“I … have lost my innocence when expecting people to behave in a way that is consistent with their words when it comes to respecting human rights, but things have only gotten worse in China … and the [recognition of] genocide should be reason for us to change our actions,” Pelosi added, calling for a diplomatic boycott of the Games.
“If we don’t speak out against human rights in China for commercial reasons, we lose all moral authority to speak out for human rights anywhere.”
‘Find a new host city—or boycott’
In bringing Tuesday’s hearing to order, Representative Chris Smith, who co-chairs the Tom Lantos Human Rights Commission, suggested that hosting the Games “isn’t about athletic competition—it’s about power” for Xi Jinping, and warned against aiding and abetting the CCP’s efforts to “revise the international order” and dictatorial governance by participating in them.
“Whatever were the paper commitments the government of the PRC made to the IOC with regards to respecting human rights when the IOC decided to award the games to China, it is now absolutely clear that it never intended to honor them,” he said.
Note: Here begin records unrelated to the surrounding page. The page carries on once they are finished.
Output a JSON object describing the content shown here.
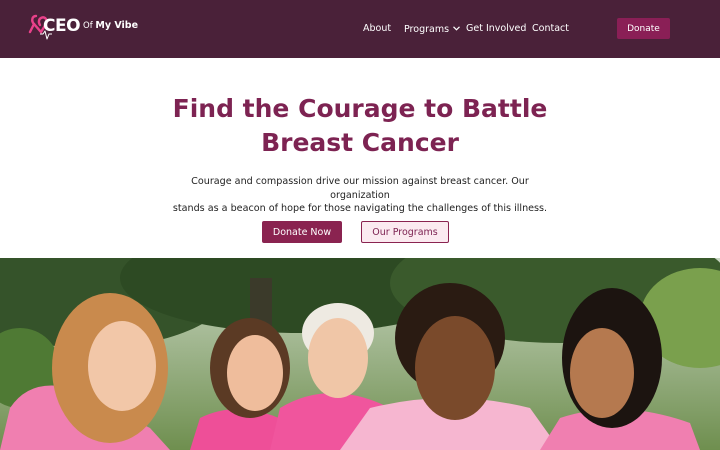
{
  "brand": {
    "logo_main": "CEO",
    "logo_of": "Of",
    "logo_tail": "My Vibe",
    "header_bg": "#4a2139",
    "accent": "#8a1f56"
  },
  "nav": {
    "about": "About",
    "programs": "Programs",
    "get_involved": "Get Involved",
    "contact": "Contact",
    "donate": "Donate"
  },
  "hero": {
    "title_line1": "Find the Courage to Battle",
    "title_line2": "Breast Cancer",
    "text_line1": "Courage and compassion drive our mission against breast cancer. Our organization",
    "text_line2": "stands as a beacon of hope for those navigating the challenges of this illness.",
    "primary_button": "Donate Now",
    "secondary_button": "Our Programs"
  },
  "icons": {
    "ribbon": "pink-ribbon-heartbeat-icon",
    "dropdown": "chevron-down-icon"
  }
}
“In granting Beijing host status for the Olympic Games, we are crowning a barbarous regime with laurels while we should be condemning their abuse and genocide … In light of what is now known—and in solidarity with the oppressed and not the oppressor, in solidarity with the victims and not the victimizer—I urge the IOC and all interested parties including the United States to find a new host city—or boycott.”
Representative James McGovern, who co-chairs the Tom Lantos Commission with Smith and is also co-chair of the Congressional-Executive Commission on China, questioned why the international community is holding an Olympic Games during a genocide, and said the U.S. and other like-minded nations can no longer “proceed with business as usual.”
He noted that the 2020 Summer Olympics in Tokyo had been moved to this year only four months before it was scheduled to start due to the coronavirus pandemic.
“If we can postpone an Olympics by a year for a pandemic, we can surely postpone an Olympics for a year for a genocide,” he said, suggesting that doing so would “give the IOC time to relocate to a country whose government is not committing atrocities.”
Chinese Foreign Ministry spokesman Zhao Lijian last month dismissed reports about forced labor n the XUAR as “the most outrageous lie of the century” and slammed talk of an Olympics boycott.
"As to the so-called rhetoric about boycotting the Beijing Winter Olympic Games, I would also like to stress that politicization of sports runs counter to the spirit of the Olympic Charter and harms the interests of all athletes as well as the international Olympic cause.
"The international community, including the U.S. Olympic and Paralympic Committee, will not buy it.,” he told a news briefing in Beijing.
This content originally appeared on Radio Free Asia and was authored by By Joshua Lipes.